*What the exercise asks*. Check every line below for the string "true". Copy the ones that have it.

*Entries shown*.
---

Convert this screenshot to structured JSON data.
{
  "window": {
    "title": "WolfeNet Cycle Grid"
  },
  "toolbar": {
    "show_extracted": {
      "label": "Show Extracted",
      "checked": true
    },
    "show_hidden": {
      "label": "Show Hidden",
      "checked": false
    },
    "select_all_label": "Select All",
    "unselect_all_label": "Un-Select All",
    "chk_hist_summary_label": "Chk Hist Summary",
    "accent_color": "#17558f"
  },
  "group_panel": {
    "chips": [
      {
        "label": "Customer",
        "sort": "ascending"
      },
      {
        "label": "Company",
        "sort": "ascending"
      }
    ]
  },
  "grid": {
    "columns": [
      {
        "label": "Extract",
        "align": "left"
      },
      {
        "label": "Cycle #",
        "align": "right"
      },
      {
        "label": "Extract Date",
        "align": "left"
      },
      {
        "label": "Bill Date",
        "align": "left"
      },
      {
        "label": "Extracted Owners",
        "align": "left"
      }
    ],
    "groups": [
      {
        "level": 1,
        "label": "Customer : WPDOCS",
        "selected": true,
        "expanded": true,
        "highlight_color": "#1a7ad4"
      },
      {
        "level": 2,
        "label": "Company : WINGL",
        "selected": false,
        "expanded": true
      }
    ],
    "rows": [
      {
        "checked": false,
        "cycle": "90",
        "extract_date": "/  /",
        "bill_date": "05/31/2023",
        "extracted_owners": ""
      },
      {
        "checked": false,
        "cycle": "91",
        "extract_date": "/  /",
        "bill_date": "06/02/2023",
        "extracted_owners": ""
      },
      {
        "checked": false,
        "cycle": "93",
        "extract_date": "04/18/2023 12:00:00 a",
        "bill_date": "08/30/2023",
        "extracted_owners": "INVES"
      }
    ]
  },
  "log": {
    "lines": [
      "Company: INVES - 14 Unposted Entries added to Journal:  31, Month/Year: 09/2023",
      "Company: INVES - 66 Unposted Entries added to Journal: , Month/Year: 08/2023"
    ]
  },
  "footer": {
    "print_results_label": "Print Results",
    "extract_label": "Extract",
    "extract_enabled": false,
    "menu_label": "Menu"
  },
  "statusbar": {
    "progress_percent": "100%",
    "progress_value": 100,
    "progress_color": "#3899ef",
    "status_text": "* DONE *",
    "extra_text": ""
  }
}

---

*Reply*.
      "checked": true
        "selected": true,
        "expanded": true,
        "expanded": true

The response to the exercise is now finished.